--- INPUT ---
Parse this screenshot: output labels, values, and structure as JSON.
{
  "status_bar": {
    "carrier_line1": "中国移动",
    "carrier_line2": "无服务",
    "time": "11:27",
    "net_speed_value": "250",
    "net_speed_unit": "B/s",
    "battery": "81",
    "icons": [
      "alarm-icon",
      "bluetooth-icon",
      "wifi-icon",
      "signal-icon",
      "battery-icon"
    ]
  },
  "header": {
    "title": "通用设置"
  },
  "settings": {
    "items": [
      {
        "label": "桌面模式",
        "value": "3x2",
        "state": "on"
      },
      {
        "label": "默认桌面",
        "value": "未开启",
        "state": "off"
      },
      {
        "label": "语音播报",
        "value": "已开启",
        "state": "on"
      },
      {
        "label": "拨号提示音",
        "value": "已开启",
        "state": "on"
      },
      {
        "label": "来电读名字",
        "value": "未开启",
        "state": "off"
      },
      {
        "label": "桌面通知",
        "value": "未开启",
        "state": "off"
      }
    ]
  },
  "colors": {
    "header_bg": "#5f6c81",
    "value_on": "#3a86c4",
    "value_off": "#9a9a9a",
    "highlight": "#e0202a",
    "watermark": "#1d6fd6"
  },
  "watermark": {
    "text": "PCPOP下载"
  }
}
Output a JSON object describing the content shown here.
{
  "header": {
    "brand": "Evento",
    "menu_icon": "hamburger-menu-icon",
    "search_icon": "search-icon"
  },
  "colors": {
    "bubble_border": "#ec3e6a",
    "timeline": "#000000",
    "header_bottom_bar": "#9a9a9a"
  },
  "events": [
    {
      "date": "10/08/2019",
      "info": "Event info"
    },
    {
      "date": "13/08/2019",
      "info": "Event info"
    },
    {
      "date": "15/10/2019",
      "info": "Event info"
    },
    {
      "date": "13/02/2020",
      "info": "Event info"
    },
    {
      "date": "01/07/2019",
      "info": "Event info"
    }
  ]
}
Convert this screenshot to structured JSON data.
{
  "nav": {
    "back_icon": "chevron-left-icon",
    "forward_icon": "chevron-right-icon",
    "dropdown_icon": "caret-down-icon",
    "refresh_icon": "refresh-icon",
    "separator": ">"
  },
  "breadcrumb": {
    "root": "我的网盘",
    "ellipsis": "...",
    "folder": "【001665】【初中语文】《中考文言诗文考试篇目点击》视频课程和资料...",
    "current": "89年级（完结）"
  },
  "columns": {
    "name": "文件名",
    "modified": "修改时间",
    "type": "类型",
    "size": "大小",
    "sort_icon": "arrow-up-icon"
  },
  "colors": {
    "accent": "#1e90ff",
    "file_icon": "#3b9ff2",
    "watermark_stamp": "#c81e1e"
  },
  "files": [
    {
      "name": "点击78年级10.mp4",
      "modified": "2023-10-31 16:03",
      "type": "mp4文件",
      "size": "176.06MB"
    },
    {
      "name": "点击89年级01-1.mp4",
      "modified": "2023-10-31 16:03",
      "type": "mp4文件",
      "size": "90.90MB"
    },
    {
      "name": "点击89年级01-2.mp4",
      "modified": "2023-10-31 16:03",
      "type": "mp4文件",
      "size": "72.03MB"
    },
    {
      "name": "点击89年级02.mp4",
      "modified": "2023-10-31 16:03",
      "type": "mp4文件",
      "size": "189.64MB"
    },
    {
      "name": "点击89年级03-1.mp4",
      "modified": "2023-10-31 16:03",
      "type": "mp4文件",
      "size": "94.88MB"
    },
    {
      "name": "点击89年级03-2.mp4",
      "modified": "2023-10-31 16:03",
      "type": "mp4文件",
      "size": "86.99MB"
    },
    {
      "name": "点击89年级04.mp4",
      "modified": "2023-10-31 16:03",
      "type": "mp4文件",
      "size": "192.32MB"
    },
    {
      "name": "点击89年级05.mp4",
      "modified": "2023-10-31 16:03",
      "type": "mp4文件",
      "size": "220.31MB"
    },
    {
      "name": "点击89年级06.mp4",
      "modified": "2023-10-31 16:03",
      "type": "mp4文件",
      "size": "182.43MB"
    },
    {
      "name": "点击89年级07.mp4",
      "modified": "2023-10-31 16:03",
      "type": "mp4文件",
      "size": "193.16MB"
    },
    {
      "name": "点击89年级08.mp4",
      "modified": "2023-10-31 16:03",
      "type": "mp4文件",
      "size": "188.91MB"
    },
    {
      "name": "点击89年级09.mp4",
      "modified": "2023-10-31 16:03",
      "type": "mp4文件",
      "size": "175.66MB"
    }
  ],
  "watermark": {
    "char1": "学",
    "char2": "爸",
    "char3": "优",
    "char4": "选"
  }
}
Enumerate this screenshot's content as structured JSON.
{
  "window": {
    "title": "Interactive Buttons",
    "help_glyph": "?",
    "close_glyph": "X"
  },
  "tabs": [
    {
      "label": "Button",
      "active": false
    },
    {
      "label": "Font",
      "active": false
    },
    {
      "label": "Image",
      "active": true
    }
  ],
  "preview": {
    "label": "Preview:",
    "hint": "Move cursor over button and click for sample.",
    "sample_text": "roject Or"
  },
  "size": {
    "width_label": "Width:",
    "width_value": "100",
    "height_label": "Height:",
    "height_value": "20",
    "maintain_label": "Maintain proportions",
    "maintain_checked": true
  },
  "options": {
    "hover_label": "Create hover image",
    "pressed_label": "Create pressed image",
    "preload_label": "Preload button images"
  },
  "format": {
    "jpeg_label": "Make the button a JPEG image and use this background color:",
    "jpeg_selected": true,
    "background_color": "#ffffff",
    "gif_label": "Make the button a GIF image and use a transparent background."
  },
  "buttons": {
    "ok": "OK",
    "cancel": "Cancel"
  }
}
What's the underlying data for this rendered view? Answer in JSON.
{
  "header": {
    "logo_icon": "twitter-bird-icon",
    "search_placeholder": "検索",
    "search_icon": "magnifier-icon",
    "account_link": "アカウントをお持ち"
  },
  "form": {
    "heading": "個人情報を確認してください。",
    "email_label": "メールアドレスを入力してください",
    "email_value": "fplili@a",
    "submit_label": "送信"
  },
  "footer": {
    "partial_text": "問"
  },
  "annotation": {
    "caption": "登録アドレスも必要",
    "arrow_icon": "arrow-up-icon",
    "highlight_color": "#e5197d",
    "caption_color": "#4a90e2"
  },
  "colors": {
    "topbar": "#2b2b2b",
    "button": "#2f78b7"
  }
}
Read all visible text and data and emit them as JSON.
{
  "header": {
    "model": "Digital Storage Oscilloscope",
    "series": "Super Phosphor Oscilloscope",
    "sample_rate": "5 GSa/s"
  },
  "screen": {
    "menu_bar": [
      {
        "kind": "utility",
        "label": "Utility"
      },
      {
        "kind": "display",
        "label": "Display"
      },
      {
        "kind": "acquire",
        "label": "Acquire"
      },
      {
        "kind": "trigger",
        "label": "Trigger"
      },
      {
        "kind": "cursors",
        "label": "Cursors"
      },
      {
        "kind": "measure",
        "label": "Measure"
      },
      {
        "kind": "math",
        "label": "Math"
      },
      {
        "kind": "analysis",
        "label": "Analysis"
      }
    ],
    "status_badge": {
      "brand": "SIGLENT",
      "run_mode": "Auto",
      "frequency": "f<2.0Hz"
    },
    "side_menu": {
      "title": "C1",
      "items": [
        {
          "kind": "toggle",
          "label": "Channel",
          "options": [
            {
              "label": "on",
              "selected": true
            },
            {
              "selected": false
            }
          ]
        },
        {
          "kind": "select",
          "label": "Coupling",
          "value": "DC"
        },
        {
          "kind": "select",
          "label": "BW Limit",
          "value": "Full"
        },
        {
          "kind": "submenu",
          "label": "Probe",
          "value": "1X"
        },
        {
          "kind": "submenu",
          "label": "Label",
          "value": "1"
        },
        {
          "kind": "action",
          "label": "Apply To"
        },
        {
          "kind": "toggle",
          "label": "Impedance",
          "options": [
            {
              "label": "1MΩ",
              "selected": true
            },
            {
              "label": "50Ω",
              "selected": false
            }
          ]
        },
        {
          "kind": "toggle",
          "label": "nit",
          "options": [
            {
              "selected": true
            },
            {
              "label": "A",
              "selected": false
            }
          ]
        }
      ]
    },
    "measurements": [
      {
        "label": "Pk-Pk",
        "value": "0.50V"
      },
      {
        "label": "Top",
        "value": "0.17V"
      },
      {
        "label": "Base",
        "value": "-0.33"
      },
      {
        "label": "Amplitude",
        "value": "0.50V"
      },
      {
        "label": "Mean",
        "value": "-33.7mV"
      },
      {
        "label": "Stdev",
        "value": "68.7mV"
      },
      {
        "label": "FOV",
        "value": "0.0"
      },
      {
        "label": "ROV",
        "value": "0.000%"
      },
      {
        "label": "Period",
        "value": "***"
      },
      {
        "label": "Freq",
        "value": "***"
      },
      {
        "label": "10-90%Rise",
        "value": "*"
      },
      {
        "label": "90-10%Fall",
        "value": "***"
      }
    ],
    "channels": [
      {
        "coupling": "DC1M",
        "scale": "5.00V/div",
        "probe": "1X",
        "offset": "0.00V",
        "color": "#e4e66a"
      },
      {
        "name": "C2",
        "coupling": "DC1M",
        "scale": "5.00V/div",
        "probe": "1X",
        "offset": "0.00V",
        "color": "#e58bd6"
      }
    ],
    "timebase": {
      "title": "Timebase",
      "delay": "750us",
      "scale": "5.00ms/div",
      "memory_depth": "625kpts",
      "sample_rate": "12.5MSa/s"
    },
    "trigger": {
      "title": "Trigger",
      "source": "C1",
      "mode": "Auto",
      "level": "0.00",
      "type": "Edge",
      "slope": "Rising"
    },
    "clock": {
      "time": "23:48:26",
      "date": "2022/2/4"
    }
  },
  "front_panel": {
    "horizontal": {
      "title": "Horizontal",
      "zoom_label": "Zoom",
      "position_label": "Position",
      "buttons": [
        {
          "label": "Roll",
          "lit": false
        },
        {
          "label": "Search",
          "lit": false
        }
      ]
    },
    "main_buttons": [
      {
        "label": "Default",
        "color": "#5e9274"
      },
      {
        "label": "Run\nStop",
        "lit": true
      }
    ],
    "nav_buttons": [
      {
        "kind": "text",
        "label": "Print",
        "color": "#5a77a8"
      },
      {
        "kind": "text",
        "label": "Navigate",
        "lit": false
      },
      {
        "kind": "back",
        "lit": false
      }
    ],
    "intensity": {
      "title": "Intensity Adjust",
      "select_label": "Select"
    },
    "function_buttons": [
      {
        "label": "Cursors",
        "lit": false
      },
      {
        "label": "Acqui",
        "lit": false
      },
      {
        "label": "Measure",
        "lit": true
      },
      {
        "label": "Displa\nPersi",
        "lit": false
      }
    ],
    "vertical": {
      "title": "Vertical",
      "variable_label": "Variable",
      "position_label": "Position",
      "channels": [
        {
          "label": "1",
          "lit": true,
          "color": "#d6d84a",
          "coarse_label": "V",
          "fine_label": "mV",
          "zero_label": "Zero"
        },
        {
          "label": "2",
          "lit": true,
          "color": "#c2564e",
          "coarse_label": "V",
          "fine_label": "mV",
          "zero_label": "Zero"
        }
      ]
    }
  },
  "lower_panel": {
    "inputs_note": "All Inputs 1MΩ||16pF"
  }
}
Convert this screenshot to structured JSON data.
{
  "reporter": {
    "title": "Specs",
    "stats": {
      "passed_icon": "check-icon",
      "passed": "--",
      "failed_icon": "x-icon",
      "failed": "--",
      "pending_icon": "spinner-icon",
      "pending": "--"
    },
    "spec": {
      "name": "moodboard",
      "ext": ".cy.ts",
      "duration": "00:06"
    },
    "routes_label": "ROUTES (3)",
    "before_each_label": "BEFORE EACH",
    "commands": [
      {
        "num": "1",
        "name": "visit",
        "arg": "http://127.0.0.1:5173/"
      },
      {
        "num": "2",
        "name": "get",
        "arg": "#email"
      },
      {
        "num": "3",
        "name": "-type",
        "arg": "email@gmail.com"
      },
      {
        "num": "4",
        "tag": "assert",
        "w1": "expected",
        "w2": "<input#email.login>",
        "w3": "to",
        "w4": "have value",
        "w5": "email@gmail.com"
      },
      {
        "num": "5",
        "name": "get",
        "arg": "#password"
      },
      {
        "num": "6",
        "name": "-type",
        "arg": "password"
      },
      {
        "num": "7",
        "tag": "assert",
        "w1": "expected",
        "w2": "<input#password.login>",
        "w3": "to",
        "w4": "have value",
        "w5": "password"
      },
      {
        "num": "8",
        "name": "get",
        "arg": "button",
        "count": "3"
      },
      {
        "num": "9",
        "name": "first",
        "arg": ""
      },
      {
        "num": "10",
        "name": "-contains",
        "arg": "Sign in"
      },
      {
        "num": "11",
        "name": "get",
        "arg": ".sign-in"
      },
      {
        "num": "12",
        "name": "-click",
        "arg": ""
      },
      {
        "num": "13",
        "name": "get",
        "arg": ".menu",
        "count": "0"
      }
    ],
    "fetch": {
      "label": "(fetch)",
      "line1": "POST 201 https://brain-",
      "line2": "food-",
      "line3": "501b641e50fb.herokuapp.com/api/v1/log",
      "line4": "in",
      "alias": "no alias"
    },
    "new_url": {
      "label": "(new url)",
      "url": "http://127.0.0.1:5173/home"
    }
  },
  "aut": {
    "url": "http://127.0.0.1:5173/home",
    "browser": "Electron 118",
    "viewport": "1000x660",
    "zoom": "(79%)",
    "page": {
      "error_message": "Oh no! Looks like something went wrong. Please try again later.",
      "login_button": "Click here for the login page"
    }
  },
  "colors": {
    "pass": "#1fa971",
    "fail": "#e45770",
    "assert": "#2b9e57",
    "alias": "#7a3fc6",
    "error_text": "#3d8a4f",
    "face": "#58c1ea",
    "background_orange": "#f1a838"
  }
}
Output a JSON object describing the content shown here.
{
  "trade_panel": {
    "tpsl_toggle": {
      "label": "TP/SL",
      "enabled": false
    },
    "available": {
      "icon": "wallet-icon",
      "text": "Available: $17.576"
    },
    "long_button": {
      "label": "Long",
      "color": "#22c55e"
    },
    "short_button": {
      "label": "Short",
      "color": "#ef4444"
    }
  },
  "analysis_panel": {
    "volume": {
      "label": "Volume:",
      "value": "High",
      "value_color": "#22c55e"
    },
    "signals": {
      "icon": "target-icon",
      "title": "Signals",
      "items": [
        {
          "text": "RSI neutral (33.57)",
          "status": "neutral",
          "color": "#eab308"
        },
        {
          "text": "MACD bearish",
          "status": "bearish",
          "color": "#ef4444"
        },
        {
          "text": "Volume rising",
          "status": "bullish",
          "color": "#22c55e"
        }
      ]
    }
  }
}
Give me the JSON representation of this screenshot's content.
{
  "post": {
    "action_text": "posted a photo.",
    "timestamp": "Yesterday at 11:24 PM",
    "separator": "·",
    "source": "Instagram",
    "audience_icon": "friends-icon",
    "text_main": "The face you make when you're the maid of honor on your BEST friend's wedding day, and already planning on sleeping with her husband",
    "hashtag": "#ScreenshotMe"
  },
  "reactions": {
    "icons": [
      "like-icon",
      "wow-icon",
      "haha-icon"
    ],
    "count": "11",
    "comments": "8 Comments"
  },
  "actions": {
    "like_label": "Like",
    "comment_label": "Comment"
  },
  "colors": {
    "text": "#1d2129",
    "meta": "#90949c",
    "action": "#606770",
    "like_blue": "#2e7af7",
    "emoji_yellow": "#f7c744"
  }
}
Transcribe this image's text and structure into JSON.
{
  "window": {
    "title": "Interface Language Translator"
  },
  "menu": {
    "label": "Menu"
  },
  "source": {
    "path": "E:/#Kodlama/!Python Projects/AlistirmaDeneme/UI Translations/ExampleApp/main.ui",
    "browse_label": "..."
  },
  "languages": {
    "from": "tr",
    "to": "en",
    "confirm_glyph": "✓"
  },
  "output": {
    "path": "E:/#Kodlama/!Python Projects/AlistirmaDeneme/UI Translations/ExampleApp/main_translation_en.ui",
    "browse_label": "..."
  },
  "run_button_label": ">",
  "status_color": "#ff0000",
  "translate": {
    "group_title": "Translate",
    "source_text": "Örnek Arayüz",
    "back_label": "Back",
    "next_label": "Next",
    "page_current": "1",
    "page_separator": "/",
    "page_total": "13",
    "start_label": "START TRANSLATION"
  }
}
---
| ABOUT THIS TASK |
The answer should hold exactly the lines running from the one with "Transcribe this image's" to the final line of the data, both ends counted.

| REPLY TO THE EXERCISE |
Transcribe this image's text and structure into JSON.
{
  "window": {
    "title": "Interface Language Translator"
  },
  "menu": {
    "label": "Menu"
  },
  "source": {
    "path": "E:/#Kodlama/!Python Projects/AlistirmaDeneme/UI Translations/ExampleApp/main.ui",
    "browse_label": "..."
  },
  "languages": {
    "from": "tr",
    "to": "en",
    "confirm_glyph": "✓"
  },
  "output": {
    "path": "E:/#Kodlama/!Python Projects/AlistirmaDeneme/UI Translations/ExampleApp/main_translation_en.ui",
    "browse_label": "..."
  },
  "run_button_label": ">",
  "status_color": "#ff0000",
  "translate": {
    "group_title": "Translate",
    "source_text": "Örnek Arayüz",
    "back_label": "Back",
    "next_label": "Next",
    "page_current": "1",
    "page_separator": "/",
    "page_total": "13",
    "start_label": "START TRANSLATION"
  }
}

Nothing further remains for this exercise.